Among the entries below, how many lines include "this"? Give the number alone.

= Input data =
__________________________________________________
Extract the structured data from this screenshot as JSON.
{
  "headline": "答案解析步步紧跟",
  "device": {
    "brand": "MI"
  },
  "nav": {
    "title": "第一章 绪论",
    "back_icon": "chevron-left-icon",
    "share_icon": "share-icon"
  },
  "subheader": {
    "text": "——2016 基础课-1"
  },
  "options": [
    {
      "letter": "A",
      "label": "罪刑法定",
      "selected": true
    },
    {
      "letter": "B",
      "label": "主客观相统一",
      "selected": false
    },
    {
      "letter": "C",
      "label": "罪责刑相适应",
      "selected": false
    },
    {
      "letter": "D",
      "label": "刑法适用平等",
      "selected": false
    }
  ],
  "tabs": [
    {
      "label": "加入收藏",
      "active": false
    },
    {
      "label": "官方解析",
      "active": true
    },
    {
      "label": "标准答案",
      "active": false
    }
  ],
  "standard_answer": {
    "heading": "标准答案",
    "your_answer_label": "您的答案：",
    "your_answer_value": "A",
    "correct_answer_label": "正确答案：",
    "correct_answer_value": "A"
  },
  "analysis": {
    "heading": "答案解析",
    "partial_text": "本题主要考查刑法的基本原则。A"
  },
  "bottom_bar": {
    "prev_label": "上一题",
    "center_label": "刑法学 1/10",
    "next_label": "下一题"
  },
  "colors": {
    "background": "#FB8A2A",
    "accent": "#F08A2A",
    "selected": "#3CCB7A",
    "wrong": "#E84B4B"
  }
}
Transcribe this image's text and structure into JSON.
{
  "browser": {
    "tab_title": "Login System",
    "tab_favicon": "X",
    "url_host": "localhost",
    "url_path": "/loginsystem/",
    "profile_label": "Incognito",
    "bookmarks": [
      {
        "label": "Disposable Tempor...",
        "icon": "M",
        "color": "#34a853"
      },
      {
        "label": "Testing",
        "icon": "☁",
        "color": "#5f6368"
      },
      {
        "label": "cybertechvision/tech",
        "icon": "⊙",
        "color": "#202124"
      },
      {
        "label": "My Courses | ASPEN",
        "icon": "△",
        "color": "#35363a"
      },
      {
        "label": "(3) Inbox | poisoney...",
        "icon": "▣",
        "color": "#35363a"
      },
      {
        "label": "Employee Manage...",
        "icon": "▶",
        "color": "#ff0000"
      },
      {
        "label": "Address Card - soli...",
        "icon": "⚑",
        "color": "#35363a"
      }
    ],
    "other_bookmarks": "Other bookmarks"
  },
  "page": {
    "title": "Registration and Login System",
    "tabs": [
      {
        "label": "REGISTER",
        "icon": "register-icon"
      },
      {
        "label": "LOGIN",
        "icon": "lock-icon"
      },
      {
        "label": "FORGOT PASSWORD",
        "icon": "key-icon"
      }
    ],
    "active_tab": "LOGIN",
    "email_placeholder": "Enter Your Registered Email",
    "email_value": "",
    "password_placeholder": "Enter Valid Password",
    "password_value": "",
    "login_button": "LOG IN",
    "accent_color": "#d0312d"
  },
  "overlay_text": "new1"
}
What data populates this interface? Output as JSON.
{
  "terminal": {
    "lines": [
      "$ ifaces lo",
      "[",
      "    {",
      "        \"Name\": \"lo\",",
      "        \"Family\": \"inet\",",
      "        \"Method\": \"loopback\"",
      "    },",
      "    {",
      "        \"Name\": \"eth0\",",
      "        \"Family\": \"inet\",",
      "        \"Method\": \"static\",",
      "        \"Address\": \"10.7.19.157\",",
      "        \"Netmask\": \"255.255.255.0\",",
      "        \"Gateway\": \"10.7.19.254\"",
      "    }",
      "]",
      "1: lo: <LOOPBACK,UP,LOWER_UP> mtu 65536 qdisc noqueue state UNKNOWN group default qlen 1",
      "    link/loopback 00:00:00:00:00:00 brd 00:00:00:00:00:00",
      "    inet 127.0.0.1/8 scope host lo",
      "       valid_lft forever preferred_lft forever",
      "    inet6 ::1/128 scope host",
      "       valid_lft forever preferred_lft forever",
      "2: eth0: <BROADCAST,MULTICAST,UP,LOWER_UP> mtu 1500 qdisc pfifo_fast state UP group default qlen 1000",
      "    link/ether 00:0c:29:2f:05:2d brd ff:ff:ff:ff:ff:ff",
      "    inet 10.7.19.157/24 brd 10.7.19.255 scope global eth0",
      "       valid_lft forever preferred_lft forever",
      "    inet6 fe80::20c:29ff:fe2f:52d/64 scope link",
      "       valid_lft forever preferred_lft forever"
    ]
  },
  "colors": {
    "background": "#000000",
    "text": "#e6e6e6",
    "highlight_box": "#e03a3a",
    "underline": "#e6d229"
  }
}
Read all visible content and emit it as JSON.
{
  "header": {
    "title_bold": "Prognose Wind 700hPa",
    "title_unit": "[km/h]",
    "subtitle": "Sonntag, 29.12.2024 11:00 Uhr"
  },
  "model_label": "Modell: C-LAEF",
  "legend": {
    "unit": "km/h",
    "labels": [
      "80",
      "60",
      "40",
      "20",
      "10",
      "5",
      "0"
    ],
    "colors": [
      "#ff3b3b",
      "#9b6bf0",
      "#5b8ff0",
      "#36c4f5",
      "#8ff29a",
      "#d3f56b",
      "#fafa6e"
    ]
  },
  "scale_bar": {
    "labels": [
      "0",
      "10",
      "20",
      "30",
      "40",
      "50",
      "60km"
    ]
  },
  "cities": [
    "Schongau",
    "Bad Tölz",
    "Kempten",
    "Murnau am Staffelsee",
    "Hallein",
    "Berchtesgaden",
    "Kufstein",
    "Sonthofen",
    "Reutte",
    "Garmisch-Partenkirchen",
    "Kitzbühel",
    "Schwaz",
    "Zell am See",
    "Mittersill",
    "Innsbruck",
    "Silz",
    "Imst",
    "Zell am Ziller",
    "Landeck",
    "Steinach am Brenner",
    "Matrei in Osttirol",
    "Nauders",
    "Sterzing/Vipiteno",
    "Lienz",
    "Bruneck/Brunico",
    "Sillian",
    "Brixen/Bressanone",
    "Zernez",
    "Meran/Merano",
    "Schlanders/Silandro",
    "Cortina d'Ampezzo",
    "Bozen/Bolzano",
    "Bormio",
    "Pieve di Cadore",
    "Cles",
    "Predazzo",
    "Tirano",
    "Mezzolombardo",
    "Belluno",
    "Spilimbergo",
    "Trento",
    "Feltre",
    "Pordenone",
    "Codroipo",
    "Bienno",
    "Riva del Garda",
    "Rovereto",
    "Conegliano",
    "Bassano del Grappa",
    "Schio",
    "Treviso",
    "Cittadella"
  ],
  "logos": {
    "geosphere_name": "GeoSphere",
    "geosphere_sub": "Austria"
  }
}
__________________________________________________
= Final answer =
3